You can see from silly examples the drawback to these tweets. You can’t do them with serious subject matter, for one. CNN recently got pilloried for this one, a story about a teen girl allegedly stabbing her sister.

Bottom line: these can be useful to know, but they aren’t particularly useful in most contexts. I’m not having you practice these so that you’ll use them all the time, but rather so you know what the style is and know what the pitfalls are as this style evolves.


SUMMARY

The key to any of these types of tweets is picking the right one. You may have to think through this list at first, but as you get good at it you’ll see the obvious angle. If you have trouble, ask yourself why you are sharing the story. Is it the story itself or is it something specific about the story, or a particular detail? Answering that helps you pick the right tool.

Most media professionals are sharing content that isn’t of a breaking variety, sometimes several times a day. That means for each link you share, you may need to try multiple ways of attracting audience. The different types of tweets above

CLASS EXERCISE (General Assignments Lab category, 10 points)
OK, now that we’ve covered the styles, it’s time for some practice. Follow the instructions below and construct the requested tweets, posting them on Twitter as you go.
1. You’re working a desk shift in the newsroom when the following breaking news alert comes across the AP wire. Construct a breaking news tweet and post it.

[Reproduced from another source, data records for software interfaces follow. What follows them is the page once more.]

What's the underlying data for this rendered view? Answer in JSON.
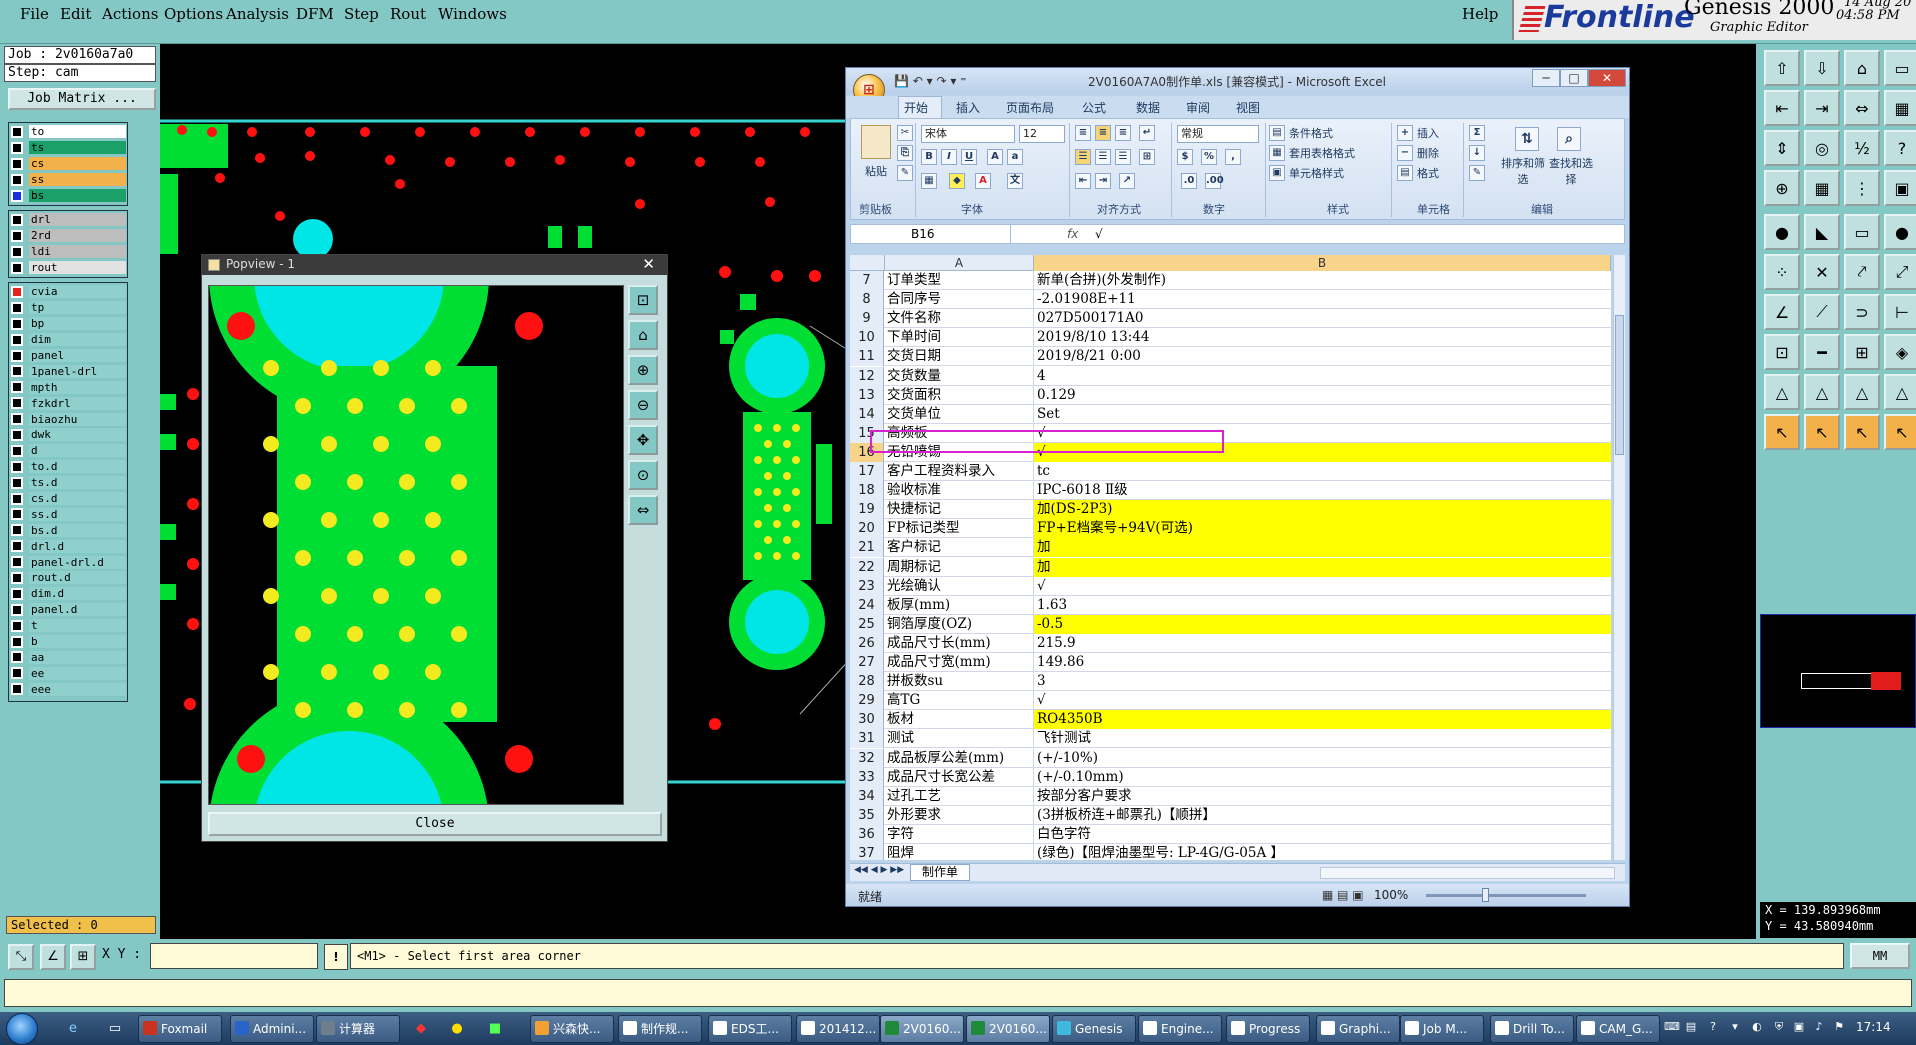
{
  "menubar": {
    "items": [
      "File",
      "Edit",
      "Actions",
      "Options",
      "Analysis",
      "DFM",
      "Step",
      "Rout",
      "Windows"
    ],
    "help": "Help",
    "brand_name": "Frontline",
    "brand_product": "Genesis 2000",
    "brand_sub": "Graphic Editor",
    "brand_date": "14 Aug 20",
    "brand_time": "04:58 PM"
  },
  "left_panel": {
    "job": "Job : 2v0160a7a0",
    "step": "Step: cam",
    "job_matrix": "Job Matrix ...",
    "group1": [
      {
        "name": "to",
        "color": "#ffffff",
        "box": "#000000"
      },
      {
        "name": "ts",
        "color": "#1ca06a",
        "box": "#000000"
      },
      {
        "name": "cs",
        "color": "#f2b14a",
        "box": "#000000"
      },
      {
        "name": "ss",
        "color": "#f2b14a",
        "box": "#000000"
      },
      {
        "name": "bs",
        "color": "#1ca06a",
        "box": "#1a2ee0"
      }
    ],
    "group2": [
      {
        "name": "drl",
        "color": "#bdbdbd"
      },
      {
        "name": "2rd",
        "color": "#bdbdbd"
      },
      {
        "name": "ldi",
        "color": "#bdbdbd"
      },
      {
        "name": "rout",
        "color": "#e2e2e2"
      }
    ],
    "group3": [
      {
        "name": "cvia",
        "box": "#e0261f"
      },
      {
        "name": "tp"
      },
      {
        "name": "bp"
      },
      {
        "name": "dim"
      },
      {
        "name": "panel"
      },
      {
        "name": "1panel-drl"
      },
      {
        "name": "mpth"
      },
      {
        "name": "fzkdrl"
      },
      {
        "name": "biaozhu"
      },
      {
        "name": "dwk"
      },
      {
        "name": "d"
      },
      {
        "name": "to.d"
      },
      {
        "name": "ts.d"
      },
      {
        "name": "cs.d"
      },
      {
        "name": "ss.d"
      },
      {
        "name": "bs.d"
      },
      {
        "name": "drl.d"
      },
      {
        "name": "panel-drl.d"
      },
      {
        "name": "rout.d"
      },
      {
        "name": "dim.d"
      },
      {
        "name": "panel.d"
      },
      {
        "name": "t"
      },
      {
        "name": "b"
      },
      {
        "name": "aa"
      },
      {
        "name": "ee"
      },
      {
        "name": "eee"
      }
    ],
    "selected": "Selected : 0"
  },
  "popview": {
    "title": "Popview - 1",
    "close_x": "✕",
    "close_label": "Close",
    "tools": [
      "zoom-fit-icon",
      "zoom-home-icon",
      "zoom-in-icon",
      "zoom-out-icon",
      "pan-icon",
      "center-icon",
      "measure-icon"
    ]
  },
  "excel": {
    "title": "2V0160A7A0制作单.xls [兼容模式] - Microsoft Excel",
    "office_glyph": "⊞",
    "qat": "💾 ↶ ▾ ↷ ▾ ⁼",
    "win_min": "─",
    "win_max": "□",
    "win_close": "✕",
    "tabs": [
      "开始",
      "插入",
      "页面布局",
      "公式",
      "数据",
      "审阅",
      "视图"
    ],
    "ribbon": {
      "paste": "粘贴",
      "clipboard": "剪贴板",
      "font_name": "宋体",
      "font_size": "12",
      "font": "字体",
      "alignment": "对齐方式",
      "number_format": "常规",
      "number": "数字",
      "cond_format": "条件格式",
      "table_format": "套用表格格式",
      "cell_style": "单元格样式",
      "styles": "样式",
      "insert": "插入",
      "delete": "删除",
      "format": "格式",
      "cells": "单元格",
      "sort_filter": "排序和筛选",
      "find_select": "查找和选择",
      "editing": "编辑",
      "bold": "B",
      "italic": "I",
      "underline": "U",
      "percent": "%"
    },
    "name_box": "B16",
    "fx": "fx",
    "formula_value": "√",
    "col_a": "A",
    "col_b": "B",
    "rows": [
      {
        "n": "7",
        "a": "订单类型",
        "b": "新单(合拼)(外发制作)",
        "hl": false
      },
      {
        "n": "8",
        "a": "合同序号",
        "b": "-2.01908E+11",
        "hl": false
      },
      {
        "n": "9",
        "a": "文件名称",
        "b": "027D500171A0",
        "hl": false
      },
      {
        "n": "10",
        "a": "下单时间",
        "b": "2019/8/10 13:44",
        "hl": false
      },
      {
        "n": "11",
        "a": "交货日期",
        "b": "2019/8/21 0:00",
        "hl": false
      },
      {
        "n": "12",
        "a": "交货数量",
        "b": "4",
        "hl": false
      },
      {
        "n": "13",
        "a": "交货面积",
        "b": "0.129",
        "hl": false
      },
      {
        "n": "14",
        "a": "交货单位",
        "b": "Set",
        "hl": false
      },
      {
        "n": "15",
        "a": "高频板",
        "b": "√",
        "hl": false
      },
      {
        "n": "16",
        "a": "无铅喷锡",
        "b": "√",
        "hl": true
      },
      {
        "n": "17",
        "a": "客户工程资料录入",
        "b": "tc",
        "hl": false
      },
      {
        "n": "18",
        "a": "验收标准",
        "b": "IPC-6018 Ⅱ级",
        "hl": false
      },
      {
        "n": "19",
        "a": "快捷标记",
        "b": "加(DS-2P3)",
        "hl": true
      },
      {
        "n": "20",
        "a": "FP标记类型",
        "b": "FP+E档案号+94V(可选)",
        "hl": true
      },
      {
        "n": "21",
        "a": "客户标记",
        "b": "加",
        "hl": true
      },
      {
        "n": "22",
        "a": "周期标记",
        "b": "加",
        "hl": true
      },
      {
        "n": "23",
        "a": "光绘确认",
        "b": "√",
        "hl": false
      },
      {
        "n": "24",
        "a": "板厚(mm)",
        "b": "1.63",
        "hl": false
      },
      {
        "n": "25",
        "a": "铜箔厚度(OZ)",
        "b": "-0.5",
        "hl": true
      },
      {
        "n": "26",
        "a": "成品尺寸长(mm)",
        "b": "215.9",
        "hl": false
      },
      {
        "n": "27",
        "a": "成品尺寸宽(mm)",
        "b": "149.86",
        "hl": false
      },
      {
        "n": "28",
        "a": "拼板数su",
        "b": "3",
        "hl": false
      },
      {
        "n": "29",
        "a": "高TG",
        "b": "√",
        "hl": false
      },
      {
        "n": "30",
        "a": "板材",
        "b": "RO4350B",
        "hl": true
      },
      {
        "n": "31",
        "a": "测试",
        "b": "飞针测试",
        "hl": false
      },
      {
        "n": "32",
        "a": "成品板厚公差(mm)",
        "b": "(+/-10%)",
        "hl": false
      },
      {
        "n": "33",
        "a": "成品尺寸长宽公差",
        "b": "(+/-0.10mm)",
        "hl": false
      },
      {
        "n": "34",
        "a": "过孔工艺",
        "b": "按部分客户要求",
        "hl": false
      },
      {
        "n": "35",
        "a": "外形要求",
        "b": "(3拼板桥连+邮票孔)【顺拼】",
        "hl": false
      },
      {
        "n": "36",
        "a": "字符",
        "b": "白色字符",
        "hl": false
      },
      {
        "n": "37",
        "a": "阻焊",
        "b": "(绿色)【阻焊油墨型号: LP-4G/G-05A 】",
        "hl": false
      }
    ],
    "sheet_nav": "◀◀ ◀ ▶ ▶▶",
    "sheet_tab": "制作单",
    "status": "就绪",
    "zoom": "100%"
  },
  "right_panel": {
    "x": "X = 139.893968mm",
    "y": "Y = 43.580940mm"
  },
  "cmdbar": {
    "xy_label": "X Y :",
    "bang": "!",
    "message": "<M1> - Select first area corner",
    "units": "MM"
  },
  "taskbar": {
    "buttons": [
      {
        "label": "Foxmail",
        "color": "#c8321f"
      },
      {
        "label": "Admini...",
        "color": "#2a63c8"
      },
      {
        "label": "计算器",
        "color": "#6f7d8c"
      },
      {
        "label": "兴森快...",
        "color": "#f2a033"
      },
      {
        "label": "制作规...",
        "color": "#ffffff"
      },
      {
        "label": "EDS工...",
        "color": "#ffffff"
      },
      {
        "label": "201412...",
        "color": "#ffffff"
      },
      {
        "label": "2V0160...",
        "color": "#1e8a3a"
      },
      {
        "label": "2V0160...",
        "color": "#1e8a3a"
      },
      {
        "label": "Genesis",
        "color": "#3fb8e0"
      },
      {
        "label": "Engine...",
        "color": "#ffffff"
      },
      {
        "label": "Progress",
        "color": "#ffffff"
      },
      {
        "label": "Graphi...",
        "color": "#ffffff"
      },
      {
        "label": "Job M...",
        "color": "#ffffff"
      },
      {
        "label": "Drill To...",
        "color": "#ffffff"
      },
      {
        "label": "CAM_G...",
        "color": "#ffffff"
      }
    ],
    "clock": "17:14"
  }
}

Screen Shot 2016-02-01 at 9.56.34 AM

 

 2. OK, now that the news is out and your reporter is working on the story, they’ve turned in an initial version to post on the website while they do the full version. Post a developing tweet based on the first two paragraphs of this story (ignore the rest of it for now). Use the URL to link to it.
 3. An hour later, the full version is filed and posted online. Using the full version of the story from the previous section, post:

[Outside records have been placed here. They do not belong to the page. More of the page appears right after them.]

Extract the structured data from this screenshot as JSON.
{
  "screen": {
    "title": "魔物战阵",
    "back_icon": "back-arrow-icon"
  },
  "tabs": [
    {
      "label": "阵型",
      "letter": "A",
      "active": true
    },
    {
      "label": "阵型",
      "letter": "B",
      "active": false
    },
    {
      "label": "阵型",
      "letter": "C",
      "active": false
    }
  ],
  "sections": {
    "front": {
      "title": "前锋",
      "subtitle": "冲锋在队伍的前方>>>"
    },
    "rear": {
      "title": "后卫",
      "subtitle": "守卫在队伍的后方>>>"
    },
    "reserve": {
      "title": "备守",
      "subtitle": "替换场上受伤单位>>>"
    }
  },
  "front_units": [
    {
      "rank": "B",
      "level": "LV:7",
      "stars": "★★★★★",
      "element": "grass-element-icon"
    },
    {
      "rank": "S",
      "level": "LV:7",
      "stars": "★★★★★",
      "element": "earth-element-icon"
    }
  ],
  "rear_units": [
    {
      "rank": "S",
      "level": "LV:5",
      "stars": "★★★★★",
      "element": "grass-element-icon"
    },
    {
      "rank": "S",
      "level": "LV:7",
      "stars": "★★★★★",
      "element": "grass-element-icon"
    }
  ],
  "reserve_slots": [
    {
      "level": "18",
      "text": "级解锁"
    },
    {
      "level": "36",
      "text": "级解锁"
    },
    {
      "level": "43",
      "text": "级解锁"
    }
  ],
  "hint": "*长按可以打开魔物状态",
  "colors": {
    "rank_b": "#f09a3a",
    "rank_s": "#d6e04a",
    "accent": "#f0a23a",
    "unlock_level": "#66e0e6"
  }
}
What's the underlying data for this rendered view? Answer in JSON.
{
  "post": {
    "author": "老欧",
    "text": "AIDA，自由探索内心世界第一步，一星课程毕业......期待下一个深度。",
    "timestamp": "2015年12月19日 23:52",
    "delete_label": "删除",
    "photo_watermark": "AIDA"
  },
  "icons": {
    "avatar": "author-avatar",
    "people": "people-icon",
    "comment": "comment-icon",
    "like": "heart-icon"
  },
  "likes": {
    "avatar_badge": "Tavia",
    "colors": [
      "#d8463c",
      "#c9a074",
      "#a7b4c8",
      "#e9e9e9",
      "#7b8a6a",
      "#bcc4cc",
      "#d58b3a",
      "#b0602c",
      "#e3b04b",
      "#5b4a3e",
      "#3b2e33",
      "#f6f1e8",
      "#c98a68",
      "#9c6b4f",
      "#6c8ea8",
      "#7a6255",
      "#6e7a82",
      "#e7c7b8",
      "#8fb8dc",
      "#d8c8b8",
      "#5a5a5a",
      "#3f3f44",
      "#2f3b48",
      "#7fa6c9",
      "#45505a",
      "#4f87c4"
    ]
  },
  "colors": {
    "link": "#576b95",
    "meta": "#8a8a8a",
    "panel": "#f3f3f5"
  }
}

  • Standard tweet
  • Commentary/Analysis
  • Factoid
  • Question Tweet
  • Clickbait

A couple things to keep in mind. First, always share the URL. Second, are there any hashtags you can connect these tweets to? Do a little searching on Twitter to find what you think is the best hashtag (or hashtags) and include them on all five tweets. Part of getting comfortable with Twitter is knowing how to search and find information to connect it with communities of sharing.

4. Time to try your own. Pick two stories from each of:

  • NYT
  • TheVerge.com
  • A news site of your choice

You’ll need to produce six tweets from these sites (3 sites x 2 stories). I want each tweet to be a different style. Don’t do any in the breaking style unless it actually is breaking news (i.e. the news just broke during class today)

TO TURN THIS ASSIGNMENT IN:

Paste the URLs for each tweet into a new post on the JOUR 230 website (example from a past class here). Make sure to separate each tweet with a header that describes which type it is

FOLLOW-UP ASSIGNMENT (General Assignments OOC category, 25 points)
You’ve tried it once. Now you’re going to do this again, but you get to pick the topic, news sites, and stories.
1. Pick a breaking news event sometime this week. What I would do is plan for a night to be on Twitter and just wait for some news to happen. When it does, post each of the following:

  • Breaking News
  • Developing News
  • Standard News

For each of these, I want you to share URLs if you can. Also, pay close attention to details. Share hashtags if you can find them.

 2. Wait for the content stream to catch up. Usually in the hours (or even next day) following a news event, there are a variety of things that will get written as follow-ups. These included longer news stories, sidebars with more context, opinion pieces and analysis, etc. I want you to produce a tweet for each of the following types, using a different link source for each.

  • Standard tweet
  • Commentary/Analysis
  • Factoid
  • Question Tweet
  • Clickbait
TO TURN THIS ASSIGNMENT IN:

Paste the URLs for each tweet into a new post on the JOUR 230 website (example from a past class here). Make sure to separate each tweet with a header that describes which type it is

Creative Commons License
Class Exercise: Optimizing your tweets by Jeremy Littau is licensed under a Creative Commons Attribution-NonCommercial-ShareAlike 4.0 International License.
Based on a work at http://jeremylittau.com/resources/optimizing-your-tweets/.